While Fitch’s base-case forecasts were revised in September to include recessions in the US and Europe in 2023, the broad-based risk environment remains to the downside, the credit rating agency noted.
The sustained rate-rising environment, the escalation of Europe’s energy challenges to a full-blown gas crisis and the lack of recovery in China’s property market are all contributing to a challenging macroeconomic environment that is heightening the potential for negative credit outcomes, Fitch pointed out.
Core risks that would materially heighten credit risks include the failure of the European gas market to balance, sustained high inflation in the US and Europe through 2023, the Chinese property market and the extent to which a lack of recovery may spread risks to other sectors, the progression of the Russia-Ukraine war, the pace of housing market corrections in developed markets, and policy missteps as authorities react to economic and social pressures, Fitch observed.
According to the firm, its list of key global credit risks has also been updated to reflect the evolving environment.
These include ‘stagflation’, ‘debt overhang and financial instability’, ‘China macro and financial risks’, ‘governance and policy risks’, and ‘climate transition, the firm said.
‘Governance and policy risks’ was added to highlight the growing potential for economic policy mis-steps amid high inflation and a recessionary outlook, Fitch added.

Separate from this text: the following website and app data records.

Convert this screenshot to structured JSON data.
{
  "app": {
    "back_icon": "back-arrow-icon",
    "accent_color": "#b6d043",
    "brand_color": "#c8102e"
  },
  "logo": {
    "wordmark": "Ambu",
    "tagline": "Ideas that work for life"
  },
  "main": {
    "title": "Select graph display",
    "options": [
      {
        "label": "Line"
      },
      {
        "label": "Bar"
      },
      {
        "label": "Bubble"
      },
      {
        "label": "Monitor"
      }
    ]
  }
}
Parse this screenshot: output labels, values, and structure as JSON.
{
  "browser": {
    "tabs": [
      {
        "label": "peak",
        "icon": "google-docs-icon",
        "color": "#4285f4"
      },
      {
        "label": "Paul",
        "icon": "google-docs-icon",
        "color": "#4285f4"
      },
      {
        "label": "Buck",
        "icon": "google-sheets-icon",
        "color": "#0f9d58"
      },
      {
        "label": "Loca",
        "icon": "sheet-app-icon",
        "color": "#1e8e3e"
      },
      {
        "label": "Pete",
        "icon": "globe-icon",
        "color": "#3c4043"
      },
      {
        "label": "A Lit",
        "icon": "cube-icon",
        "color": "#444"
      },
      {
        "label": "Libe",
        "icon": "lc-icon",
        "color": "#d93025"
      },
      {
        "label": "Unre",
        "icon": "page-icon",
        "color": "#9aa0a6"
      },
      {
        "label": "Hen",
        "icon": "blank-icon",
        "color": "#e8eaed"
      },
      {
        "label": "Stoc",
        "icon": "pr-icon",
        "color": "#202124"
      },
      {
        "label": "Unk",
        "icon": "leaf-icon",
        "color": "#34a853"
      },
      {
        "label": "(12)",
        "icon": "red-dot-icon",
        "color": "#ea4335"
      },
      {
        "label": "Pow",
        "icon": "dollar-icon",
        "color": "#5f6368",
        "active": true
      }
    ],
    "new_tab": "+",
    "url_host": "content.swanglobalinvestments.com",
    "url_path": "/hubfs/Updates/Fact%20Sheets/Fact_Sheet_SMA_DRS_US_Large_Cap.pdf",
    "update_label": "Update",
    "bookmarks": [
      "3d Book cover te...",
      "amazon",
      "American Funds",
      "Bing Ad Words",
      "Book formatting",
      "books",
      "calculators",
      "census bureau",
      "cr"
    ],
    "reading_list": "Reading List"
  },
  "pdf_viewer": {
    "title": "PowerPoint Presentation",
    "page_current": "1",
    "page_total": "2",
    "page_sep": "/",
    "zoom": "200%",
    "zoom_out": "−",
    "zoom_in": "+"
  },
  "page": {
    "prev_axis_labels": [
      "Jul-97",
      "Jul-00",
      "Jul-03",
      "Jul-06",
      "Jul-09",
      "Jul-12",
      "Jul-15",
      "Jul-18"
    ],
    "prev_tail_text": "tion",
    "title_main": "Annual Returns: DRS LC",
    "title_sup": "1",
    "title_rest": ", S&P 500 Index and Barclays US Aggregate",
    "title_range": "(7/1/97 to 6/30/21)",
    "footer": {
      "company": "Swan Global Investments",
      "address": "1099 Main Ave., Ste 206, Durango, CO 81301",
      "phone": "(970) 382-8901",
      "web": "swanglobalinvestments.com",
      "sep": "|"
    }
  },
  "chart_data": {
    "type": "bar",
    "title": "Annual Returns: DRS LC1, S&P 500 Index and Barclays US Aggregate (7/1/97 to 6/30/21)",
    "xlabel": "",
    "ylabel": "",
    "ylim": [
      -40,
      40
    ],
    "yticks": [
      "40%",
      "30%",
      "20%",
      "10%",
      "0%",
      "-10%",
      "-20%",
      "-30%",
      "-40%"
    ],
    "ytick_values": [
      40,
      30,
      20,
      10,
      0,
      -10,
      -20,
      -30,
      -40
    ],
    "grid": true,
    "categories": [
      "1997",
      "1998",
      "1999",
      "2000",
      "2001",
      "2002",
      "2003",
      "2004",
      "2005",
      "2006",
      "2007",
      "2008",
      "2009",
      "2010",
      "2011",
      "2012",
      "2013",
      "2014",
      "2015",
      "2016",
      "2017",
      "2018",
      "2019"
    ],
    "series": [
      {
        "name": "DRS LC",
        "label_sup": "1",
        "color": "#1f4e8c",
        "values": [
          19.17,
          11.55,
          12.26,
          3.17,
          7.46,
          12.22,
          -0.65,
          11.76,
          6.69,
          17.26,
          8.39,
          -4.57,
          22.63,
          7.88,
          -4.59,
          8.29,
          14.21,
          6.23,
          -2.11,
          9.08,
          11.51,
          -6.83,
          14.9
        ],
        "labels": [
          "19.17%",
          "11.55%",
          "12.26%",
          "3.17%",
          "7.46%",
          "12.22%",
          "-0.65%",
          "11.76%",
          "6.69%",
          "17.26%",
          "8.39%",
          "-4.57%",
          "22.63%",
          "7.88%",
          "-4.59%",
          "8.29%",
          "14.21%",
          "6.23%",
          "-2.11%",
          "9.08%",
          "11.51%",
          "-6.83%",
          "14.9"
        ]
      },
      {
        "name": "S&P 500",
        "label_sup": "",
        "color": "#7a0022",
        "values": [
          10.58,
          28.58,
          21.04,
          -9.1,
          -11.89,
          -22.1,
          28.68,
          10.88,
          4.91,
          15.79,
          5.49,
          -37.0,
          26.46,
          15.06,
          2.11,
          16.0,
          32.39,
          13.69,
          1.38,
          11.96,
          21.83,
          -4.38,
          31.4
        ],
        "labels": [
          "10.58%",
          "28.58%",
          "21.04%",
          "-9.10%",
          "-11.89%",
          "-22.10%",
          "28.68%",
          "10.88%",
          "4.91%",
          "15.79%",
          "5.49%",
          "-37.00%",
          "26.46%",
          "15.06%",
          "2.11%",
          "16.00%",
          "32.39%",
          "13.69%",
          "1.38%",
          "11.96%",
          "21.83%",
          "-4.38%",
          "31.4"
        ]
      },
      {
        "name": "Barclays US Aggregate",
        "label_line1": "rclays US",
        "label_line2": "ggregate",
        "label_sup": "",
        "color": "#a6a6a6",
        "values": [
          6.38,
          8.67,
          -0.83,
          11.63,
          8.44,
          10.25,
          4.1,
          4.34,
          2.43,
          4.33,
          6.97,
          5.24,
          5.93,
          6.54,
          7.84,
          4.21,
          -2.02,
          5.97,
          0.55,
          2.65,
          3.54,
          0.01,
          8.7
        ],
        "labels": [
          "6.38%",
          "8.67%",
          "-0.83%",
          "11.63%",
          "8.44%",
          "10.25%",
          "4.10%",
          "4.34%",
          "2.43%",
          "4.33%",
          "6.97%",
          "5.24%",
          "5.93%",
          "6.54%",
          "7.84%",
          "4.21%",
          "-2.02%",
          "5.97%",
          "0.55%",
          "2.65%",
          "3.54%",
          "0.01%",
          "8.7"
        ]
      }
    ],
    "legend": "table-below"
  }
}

The tensions between monetary and fiscal policy are particularly notable in several countries, as recently seen in the UK, Fitch pointed out.
In addition, heightened geopolitical risk and shifting long-term policy agendas are leading to greater policy uncertainty, the firm added.